But then, VN Patil is not the first politician to land in a trouble over a clip that went viral on social media. In the past few years, we have seen several such instances. Shiv Sena MP Ravindra Gaikwad faced flak from all quarters after the visuals of his assault on an Air India staffer became public. Recently, state BJP president Raosaheb Danve embarrassed his party when a video footage of him commenting on how farmers were cribbing even after government procured record quantity of pigeon pea (tur) from them became public. As the BJP started its Samvad (dialogue) Yatra to reach out to farmers, one of its legislators was seen threatening a farmer who asked him some uncomfortable questions. Senior Congress MLA Abdul Sattar was seen thrashing a farmer over a land dispute in Aurangabad. During civic polls, minister Mahadev Jankar was in controversy when a video clip of him asking an election officer in Gadchiroli district to reject application of a particular candidate went viral. And who will forget former deputy chief minister Ajit Pawar’s infamous remarks on filling the dams in Maharashtra when there were no rains?

Politicians have been blaming the use of smartphones and the social media for these controversies. It is true that things have changed with the advent of smartphones with cameras and quick access to the social media. There is nothing private. You never know who is shooting your act or careless remarks even in a private meeting and then uploading it on a social network. It just takes a few minutes for a video clip to become viral and kick up a controversy.

But is the social media and smart phones are the real problem or it is the arrogance of political leaders? Several politicians consider themselves as the privileged one and hence entitled to special treatment. They also think they are not answerable to anyone if they misuse their position in power or if they interact with the government staff or even the common people. There is a significant number of politicians who are remarkably courteous in their behaviour but not all of them.

This tendency is not a monopoly of any particular political party. It is high time they realise that arrogance is something that can put them in trouble.

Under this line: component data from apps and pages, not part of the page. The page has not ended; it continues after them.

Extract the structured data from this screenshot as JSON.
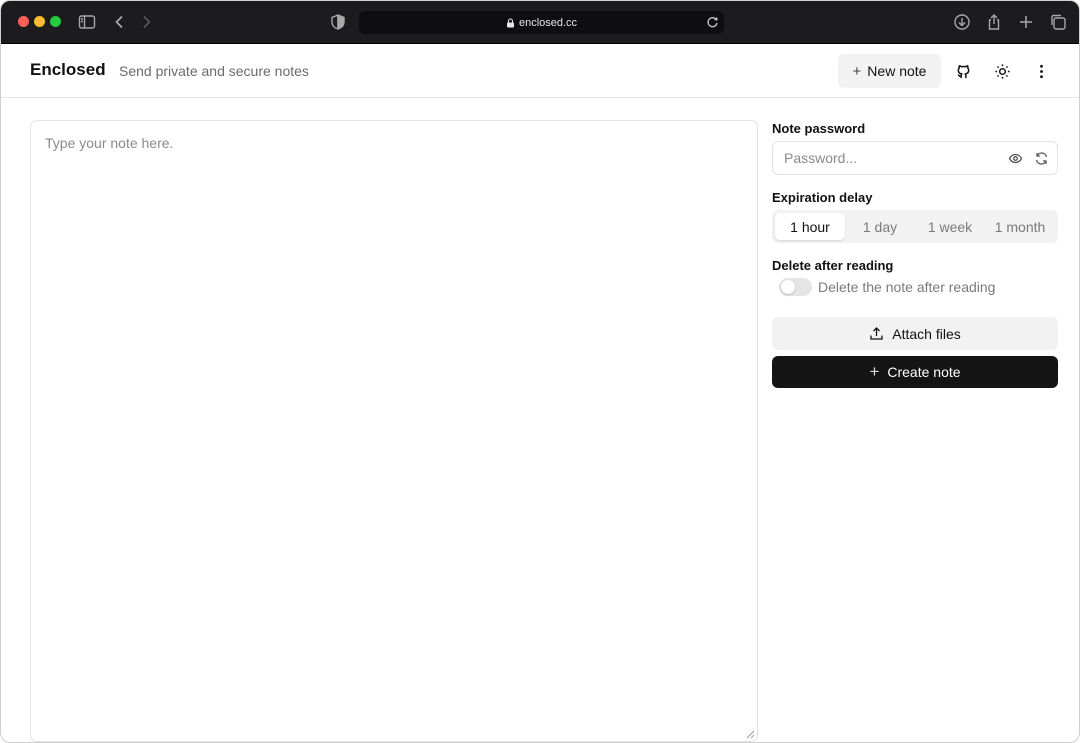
{
  "browser": {
    "url": "enclosed.cc"
  },
  "header": {
    "brand": "Enclosed",
    "tagline": "Send private and secure notes",
    "new_note_label": "New note"
  },
  "editor": {
    "placeholder": "Type your note here."
  },
  "panel": {
    "password_label": "Note password",
    "password_placeholder": "Password...",
    "expiration_label": "Expiration delay",
    "expiration_options": [
      "1 hour",
      "1 day",
      "1 week",
      "1 month"
    ],
    "expiration_selected": "1 hour",
    "delete_label": "Delete after reading",
    "delete_toggle_label": "Delete the note after reading",
    "delete_enabled": false,
    "attach_label": "Attach files",
    "create_label": "Create note"
  },
  "colors": {
    "chrome_bg": "#1c1c1e",
    "primary_button": "#141414",
    "muted_text": "#7a7a7a"
  }
}
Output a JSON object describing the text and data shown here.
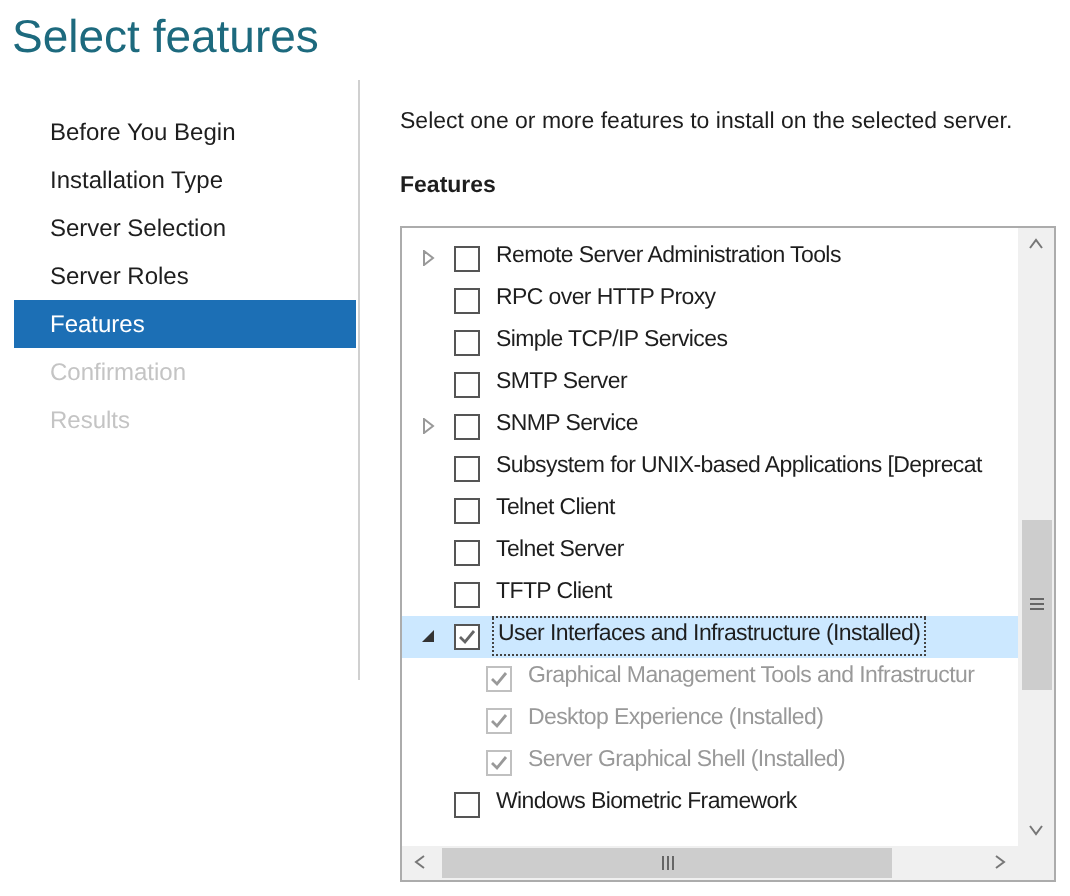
{
  "title": "Select features",
  "steps": [
    {
      "label": "Before You Begin",
      "selected": false,
      "disabled": false
    },
    {
      "label": "Installation Type",
      "selected": false,
      "disabled": false
    },
    {
      "label": "Server Selection",
      "selected": false,
      "disabled": false
    },
    {
      "label": "Server Roles",
      "selected": false,
      "disabled": false
    },
    {
      "label": "Features",
      "selected": true,
      "disabled": false
    },
    {
      "label": "Confirmation",
      "selected": false,
      "disabled": true
    },
    {
      "label": "Results",
      "selected": false,
      "disabled": true
    }
  ],
  "instruction": "Select one or more features to install on the selected server.",
  "features_heading": "Features",
  "features": [
    {
      "label": "Remote Server Administration Tools",
      "checked": false,
      "selected": false,
      "expandable": true,
      "expanded": false
    },
    {
      "label": "RPC over HTTP Proxy",
      "checked": false,
      "selected": false,
      "expandable": false
    },
    {
      "label": "Simple TCP/IP Services",
      "checked": false,
      "selected": false,
      "expandable": false
    },
    {
      "label": "SMTP Server",
      "checked": false,
      "selected": false,
      "expandable": false
    },
    {
      "label": "SNMP Service",
      "checked": false,
      "selected": false,
      "expandable": true,
      "expanded": false
    },
    {
      "label": "Subsystem for UNIX-based Applications [Deprecat",
      "checked": false,
      "selected": false,
      "expandable": false
    },
    {
      "label": "Telnet Client",
      "checked": false,
      "selected": false,
      "expandable": false
    },
    {
      "label": "Telnet Server",
      "checked": false,
      "selected": false,
      "expandable": false
    },
    {
      "label": "TFTP Client",
      "checked": false,
      "selected": false,
      "expandable": false
    },
    {
      "label": "User Interfaces and Infrastructure (Installed)",
      "checked": true,
      "selected": true,
      "expandable": true,
      "expanded": true,
      "children": [
        {
          "label": "Graphical Management Tools and Infrastructur",
          "checked": true,
          "disabled": true,
          "selected": false
        },
        {
          "label": "Desktop Experience (Installed)",
          "checked": true,
          "disabled": true,
          "selected": false
        },
        {
          "label": "Server Graphical Shell (Installed)",
          "checked": true,
          "disabled": true,
          "selected": false
        }
      ]
    },
    {
      "label": "Windows Biometric Framework",
      "checked": false,
      "selected": false,
      "expandable": false
    }
  ]
}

With the social media, it is not difficult for a common citizen (and of course anybody who has a grudge against them) to expose arrogant behaviour or misdeeds of a particular politician or even a government official. Being humble was never out of fashion.